    There will be two prelim exams and one final exam. Students in Ithaca must take the exams in person, while remote proctoring will be employed for those unable to come to campus.

Your course score is computed using roughly the following weights:

Exercises 5%
Projects 40%
Prelim 1 15%
Prelim 2 15%
Final 24%
Other (e.g. surveys) 1%

Special accommodation

You must write all exams at their scheduled times unless your request for special accommodation (medical reason, disability-related, athletic obligation, or exam conflict) has been approved beforehand. Any request for exam-taking accommodation (aside from sudden illness) must be made at least one week before the exam, with documentation from Student Disability Services if appropriate. If illness or mental health prevents you from completing required work, email the course instructor as soon as possible to make an alternative arrangement for the missed work.

Students with disabilities: Your access in this course is important. Please give course staff your Student Disability Services (SDS) accommodation letter early in the semester so that we have adequate time to arrange your approved academic accommodations.

  • If you have, or think you may have, a disability, please contact Student Disability Services for a confidential discussion (sds_cu@cornell.edu, 607-254-4545).
  • Once SDS approves your accommodation letter, it will be emailed to both you and the instructor. Please follow up with the instructor to discuss the necessary logistics of your accommodations.
  • If you are approved for exam accommodations please consult with the course instructor at least one week before the scheduled exam date to make the alternative testing arrangements.
  • If you need an immediate accommodation, please contact both the course instructor and SDS by e-mail.

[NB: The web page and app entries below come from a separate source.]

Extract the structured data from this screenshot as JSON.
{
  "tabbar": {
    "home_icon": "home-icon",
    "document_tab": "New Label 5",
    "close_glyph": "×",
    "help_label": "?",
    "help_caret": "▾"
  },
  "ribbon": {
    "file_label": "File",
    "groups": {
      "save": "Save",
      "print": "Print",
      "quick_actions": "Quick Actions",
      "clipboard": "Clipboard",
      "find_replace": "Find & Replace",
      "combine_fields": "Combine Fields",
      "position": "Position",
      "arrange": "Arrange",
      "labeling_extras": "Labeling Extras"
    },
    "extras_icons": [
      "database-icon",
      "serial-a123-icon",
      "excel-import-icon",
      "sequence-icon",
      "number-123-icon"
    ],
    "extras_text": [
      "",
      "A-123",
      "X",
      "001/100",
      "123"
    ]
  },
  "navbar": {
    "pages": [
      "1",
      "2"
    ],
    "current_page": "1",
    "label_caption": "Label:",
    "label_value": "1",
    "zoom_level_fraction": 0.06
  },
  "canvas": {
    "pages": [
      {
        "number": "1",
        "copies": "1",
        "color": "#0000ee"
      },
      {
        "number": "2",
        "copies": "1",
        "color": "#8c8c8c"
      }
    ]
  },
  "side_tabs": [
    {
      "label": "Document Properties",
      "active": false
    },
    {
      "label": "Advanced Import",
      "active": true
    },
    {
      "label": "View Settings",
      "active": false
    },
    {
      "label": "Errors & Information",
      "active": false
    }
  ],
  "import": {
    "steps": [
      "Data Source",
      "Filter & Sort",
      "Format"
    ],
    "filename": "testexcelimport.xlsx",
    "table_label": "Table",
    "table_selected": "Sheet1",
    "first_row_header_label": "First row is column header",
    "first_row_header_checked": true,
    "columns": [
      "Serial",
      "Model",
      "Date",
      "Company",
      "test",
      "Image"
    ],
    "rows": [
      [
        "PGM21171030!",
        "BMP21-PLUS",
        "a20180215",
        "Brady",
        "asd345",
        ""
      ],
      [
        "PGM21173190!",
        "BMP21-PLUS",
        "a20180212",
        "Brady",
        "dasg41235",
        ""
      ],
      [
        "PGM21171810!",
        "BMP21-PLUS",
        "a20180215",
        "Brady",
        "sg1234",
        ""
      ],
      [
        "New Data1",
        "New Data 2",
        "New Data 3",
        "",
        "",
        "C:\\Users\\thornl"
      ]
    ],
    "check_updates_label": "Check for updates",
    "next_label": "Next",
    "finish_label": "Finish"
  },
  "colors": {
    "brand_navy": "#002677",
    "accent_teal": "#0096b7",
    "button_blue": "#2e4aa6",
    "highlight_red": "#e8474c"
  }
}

Please be mindful of public health—if you do not feel well and normally attend lectures or labs in person, you are encouraged to participate online that week instead. But do still attempt to complete projects on time (remember: you can drop a low project score so long as you made a good attempt given your condition).

Lecture schedule

In addition to the topics below, we will practice the skills of problem analysis and decomposition as well as testing and debugging throughout the course.

No. Date Topics Reading (Insight)
1 2/9 Tu Introduction Preface & Software sections
2 2/11 Th Programming basics 1.1, Exercise 1
3 2/16 Tu Conditionals 1.2
4 2/18 Th Nested conditionals; logical operators 1.2
5 2/23 Tu Iteration: for 2.1
MatTV: Troubleshooting Loops
6 2/25 Th Iteration: while 2.2 (or MatTV: The while-Loop),
7 3/2 Tu Developing algorithms; nested loops 3.1
8 3/4 Th User-defined functions 5.1, 5.2
3/9–3/10 Wellness days
9 3/11 Th Executing a user-defined function 5.3
MatTV: Executing a Function
10 3/16 Tu Vectors, simulation 6.1
11 3/18 Th Probability and averages, vectors 6.2, 6.3
12 3/23 Tu Discrete vs. continuous; linear interpolation 4.1–4.3
13 3/25 Th Vectorized computation, 2-d Arrays—matrix 7.1
14 3/30 Tu Matrix examples 7.2, 7.3
3/30 Tu Prelim 1 (6:30pm)
15 4/1 Th Working with Images
(Vectorized code on multi-dimensional array)
12.1, 12.2
16 4/6 Tu Working with Images (arithmetic in type uint8) 12.4
17 4/8 Th Character arrays, linear search 9.1
18 4/13 Tu Cell array 8.1, 11.1, 11.2
Cell/Struct Syntax Summary
19 4/15 Th File I/O, sort() 9.2, 11.1, 11.2
20 4/20 Tu Objects and Classes Why object-oriented design?
Role of classes
21 4/22 Th Class definition—properties & methods
4/22 Th Prelim 2 (6:30pm)
4/23–4/26 Wellness days
22 4/27 Tu Array of objects, overloading, constructor that handles variable number of args
23 4/29 Th Why OOP? Private vs. public, Inheritance OOP syntax summary
24 5/4 Tu Extending a class Read class Die, constructor of TrickDie
25 5/6 Tu Recursion 14.1
26 5/11 Tu Sort and search 8.2, 9.2, 9.3
27 5/13 Th Divide and Conquer 14.2, 14.3
5/13 Th Project 6 due
5/24 M Final Exam (9:30am) Barton Hall 100 (sec C, D)

Copyright notice

All materials distributed in this course are copyrighted and may not be distributed further (unless otherwise indicated). They are intended for your sole use and may not be reposted on any public or private website or by any other sharing method (e.g. fraternity exam files).